The accordion has 233 buttons, 41 keys and 8,888 chords. George Rozwick won't claim he knows all the chords off the top of his head. Pretty much everything else, though? He's got it. Of course, he's had 81 years of practice.

At age 94, the still-energetic Rozwick performs up to 15 times per month. He may well be the oldest active accordion player in Oregon—not that there are many active accordion players in Oregon to begin with. "If you were an accordionist who moved to this city and said, 'I'd like to meet four or five good players,' you'd have trouble finding them," he says. "You'd even have trouble finding an accordion in Portland."

Things were different when Rozwick was growing up. "It was the No. 1 thing in music," he says. He remembers when he played his first accordion at age 13, a gift from his Lithuanian father: "I came home one day, and there was an accordion on the table. And my dad is foreign, of course, very proud. 'We've got you an accordion.' 'Well I don't want an accordion. I want to be a guitar player.’” 

Guitar lessons didn't work out. Instead, starting in 1932, Rozwick learned traditional German accordion music, often practicing at least two hours per day. By the time he was 19, he was teaching others how to play, and opened the first of five music studios he's owned over the course of his life.

"It never stopped," he says. "But I didn't know if I was doing that great or anything. I knew what the finances were, but that's not what I was there for. I just loved what I was doing."

He loved it so much, he opted out of going to medical school and chose to continue as a teacher and performer. It was around that time he met Eldon Tichenor, then age 7. Rozwick taught Tichenor how to play the accordion, and the two ended up performing together for the next few decades. Rozwick, who never had children, classifies their relationship as practically father-son. In the early 2000s, after 20 years apart, the two randomly bumped into each other at an accordion event in Canby, rekindling their musical partnership, which has continued to this day.

In addition to being at the center of one of his closest friendships, the accordion may have once saved Rozwick's life. At the beginning of his service in the Army during World War II, officials changed his orders after discovering his talent, keeping him off the front lines in Europe. "They said, 'Well, could you play for the officers next Saturday for their party?'" Rozwick recalls. "I said, 'Yeah, well, I could, but I won't be here.' So they said, 'Well, we could change your orders.'"

Following his time in the military, Rozwick moved to Oregon and then Alaska, opening more music shops, before finally settling in Canby. Though he no longer teaches, Rozwick, along with Tichenor, still performs with his 40-pound accordion at nursing homes around Portland, and occasionally plays at a restaurant or a Nike event, and at the Portland Marathon. While he might be getting up there in years, Rozwick has no intention of stopping

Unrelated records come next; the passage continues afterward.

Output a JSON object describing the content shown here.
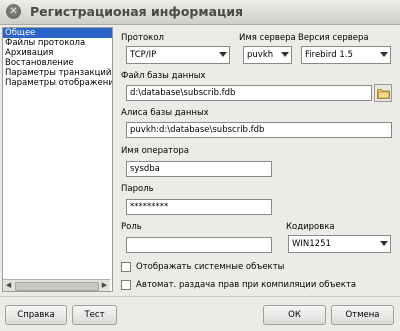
{
  "window": {
    "title": "Регистрационая информация",
    "close_glyph": "✕"
  },
  "sidebar": {
    "items": [
      {
        "label": "Общее",
        "selected": true
      },
      {
        "label": "Файлы протокола",
        "selected": false
      },
      {
        "label": "Архивация",
        "selected": false
      },
      {
        "label": "Востановление",
        "selected": false
      },
      {
        "label": "Параметры транзакций",
        "selected": false
      },
      {
        "label": "Параметры отображения",
        "selected": false
      }
    ]
  },
  "form": {
    "protocol": {
      "label": "Протокол",
      "value": "TCP/IP"
    },
    "server_name": {
      "label": "Имя сервера",
      "value": "puvkh"
    },
    "server_version": {
      "label": "Версия сервера",
      "value": "Firebird 1.5"
    },
    "db_file": {
      "label": "Файл базы данных",
      "value": "d:\\database\\subscrib.fdb"
    },
    "db_alias": {
      "label": "Алиса базы данных",
      "value": "puvkh:d:\\database\\subscrib.fdb"
    },
    "operator": {
      "label": "Имя оператора",
      "value": "sysdba"
    },
    "password": {
      "label": "Пароль",
      "value": "*********"
    },
    "role": {
      "label": "Роль",
      "value": ""
    },
    "encoding": {
      "label": "Кодировка",
      "value": "WIN1251"
    },
    "show_system_objects": {
      "label": "Отображать системные объекты",
      "checked": false
    },
    "auto_grant": {
      "label": "Автомат. раздача прав при компиляции объекта",
      "checked": false
    }
  },
  "buttons": {
    "help": "Справка",
    "test": "Тест",
    "ok": "ОК",
    "cancel": "Отмена"
  }
}
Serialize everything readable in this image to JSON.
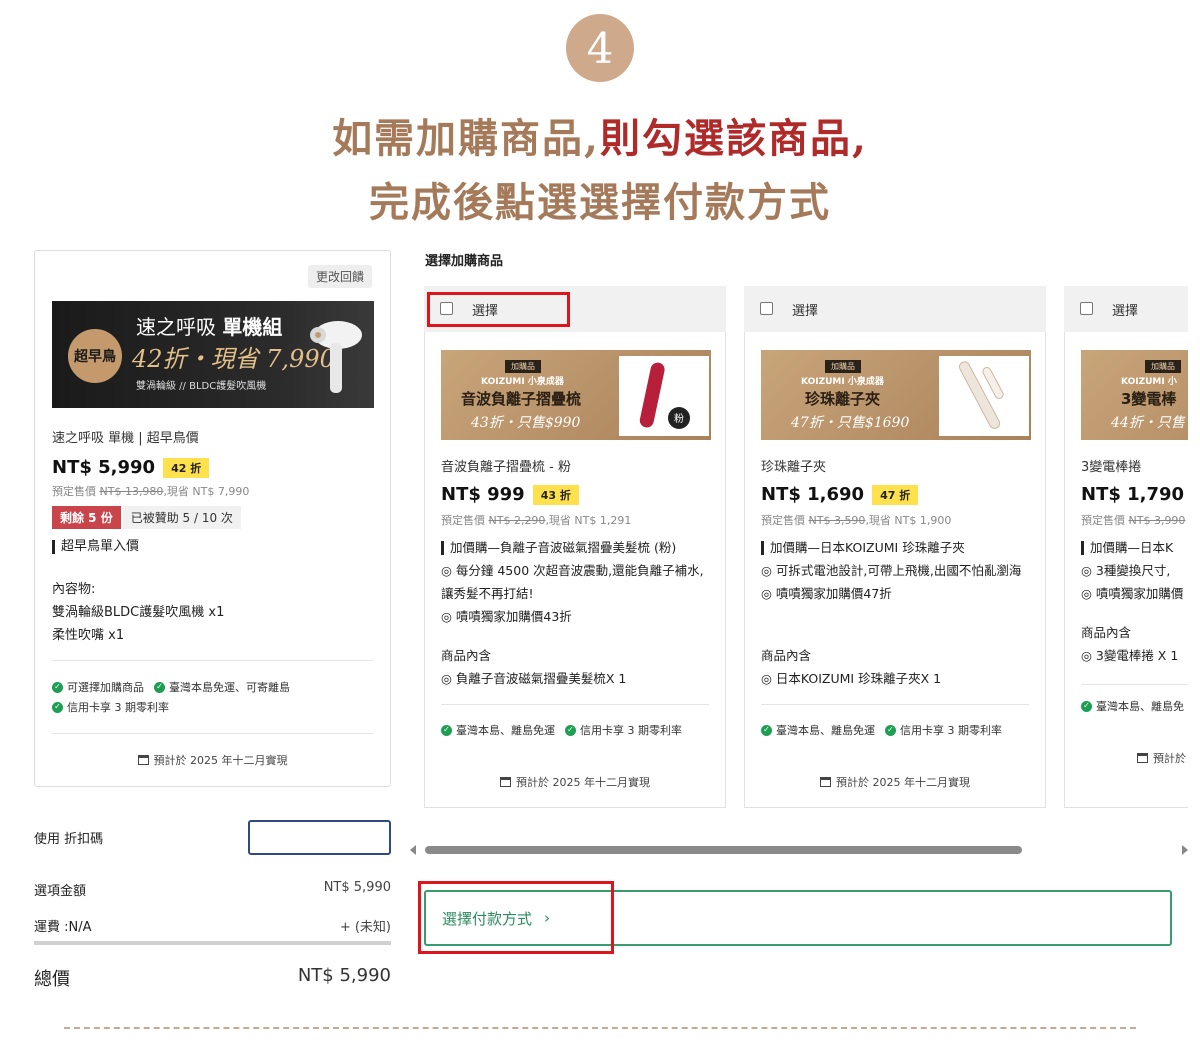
{
  "step": {
    "number": "4"
  },
  "headline": {
    "l1_a": "如需加購商品,",
    "l1_b": "則勾選該商品,",
    "l2": "完成後點選選擇付款方式"
  },
  "main_product": {
    "change_button": "更改回饋",
    "banner": {
      "badge": "超早鳥",
      "title_a": "速之呼吸",
      "title_b": "單機組",
      "sale": "42折・現省 7,990",
      "sub": "雙渦輪級 // BLDC護髮吹風機"
    },
    "name": "速之呼吸 單機 | 超早鳥價",
    "price": "NT$ 5,990",
    "discount": "42 折",
    "orig_label": "預定售價",
    "orig_price": "NT$ 13,980",
    "saving": ",現省 NT$ 7,990",
    "stock_left": "剩餘 5 份",
    "backed": "已被贊助 5 / 10 次",
    "tag_line": "超早鳥單入價",
    "contents_label": "內容物:",
    "content_1": "雙渦輪級BLDC護髮吹風機 x1",
    "content_2": "柔性吹嘴 x1",
    "feat_1": "可選擇加購商品",
    "feat_2": "臺灣本島免運、可寄離島",
    "feat_3": "信用卡享 3 期零利率",
    "ship": "預計於 2025 年十二月實現"
  },
  "addons": {
    "title": "選擇加購商品",
    "select_label": "選擇",
    "items": [
      {
        "banner_tag": "加購品",
        "banner_brand": "KOIZUMI 小泉成器",
        "banner_name": "音波負離子摺疊梳",
        "banner_offer": "43折・只售$990",
        "name": "音波負離子摺疊梳 - 粉",
        "price": "NT$ 999",
        "discount": "43 折",
        "orig_label": "預定售價",
        "orig_price": "NT$ 2,290",
        "saving": ",現省 NT$ 1,291",
        "desc_1": "加價購—負離子音波磁氣摺疊美髮梳 (粉)",
        "desc_2": "◎ 每分鐘 4500 次超音波震動,還能負離子補水,讓秀髮不再打結!",
        "desc_3": "◎ 嘖嘖獨家加購價43折",
        "inc_label": "商品內含",
        "inc_1": "◎ 負離子音波磁氣摺疊美髮梳X 1",
        "feat_1": "臺灣本島、離島免運",
        "feat_2": "信用卡享 3 期零利率",
        "ship": "預計於 2025 年十二月實現"
      },
      {
        "banner_tag": "加購品",
        "banner_brand": "KOIZUMI 小泉成器",
        "banner_name": "珍珠離子夾",
        "banner_offer": "47折・只售$1690",
        "name": "珍珠離子夾",
        "price": "NT$ 1,690",
        "discount": "47 折",
        "orig_label": "預定售價",
        "orig_price": "NT$ 3,590",
        "saving": ",現省 NT$ 1,900",
        "desc_1": "加價購—日本KOIZUMI 珍珠離子夾",
        "desc_2": "◎ 可拆式電池設計,可帶上飛機,出國不怕亂瀏海",
        "desc_3": "◎ 嘖嘖獨家加購價47折",
        "inc_label": "商品內含",
        "inc_1": "◎ 日本KOIZUMI 珍珠離子夾X 1",
        "feat_1": "臺灣本島、離島免運",
        "feat_2": "信用卡享 3 期零利率",
        "ship": "預計於 2025 年十二月實現"
      },
      {
        "banner_tag": "加購品",
        "banner_brand": "KOIZUMI 小",
        "banner_name": "3變電棒",
        "banner_offer": "44折・只售",
        "name": "3變電棒捲",
        "price": "NT$ 1,790",
        "discount": "",
        "orig_label": "預定售價",
        "orig_price": "NT$ 3,990",
        "saving": "",
        "desc_1": "加價購—日本K",
        "desc_2": "◎ 3種變換尺寸,",
        "desc_3": "◎ 嘖嘖獨家加購價",
        "inc_label": "商品內含",
        "inc_1": "◎ 3變電棒捲 X 1",
        "feat_1": "臺灣本島、離島免",
        "feat_2": "",
        "ship": "預計於"
      }
    ]
  },
  "summary": {
    "coupon_label": "使用 折扣碼",
    "coupon_value": "",
    "subtotal_label": "選項金額",
    "subtotal_value": "NT$ 5,990",
    "shipping_label": "運費 :N/A",
    "shipping_value": "+ (未知)",
    "total_label": "總價",
    "total_value": "NT$ 5,990"
  },
  "pay_button": {
    "label": "選擇付款方式",
    "arrow": "›"
  },
  "colors": {
    "accent_green": "#2e8a5e",
    "highlight_red": "#e0141b",
    "heading_brown": "#a57a5a",
    "heading_red": "#b02a2a",
    "discount_yellow": "#ffe14d",
    "stock_red": "#c9454b"
  }
}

“I will [play] until I can’t,” he says. “When you get involved in your own music, your life is full.” 

GO: The Rose City Accordion Club meets the third Saturday of every month at the Milwaukie Public Safety Building, 3200 SE Harrison St., 1-5 pm. Visit for more information.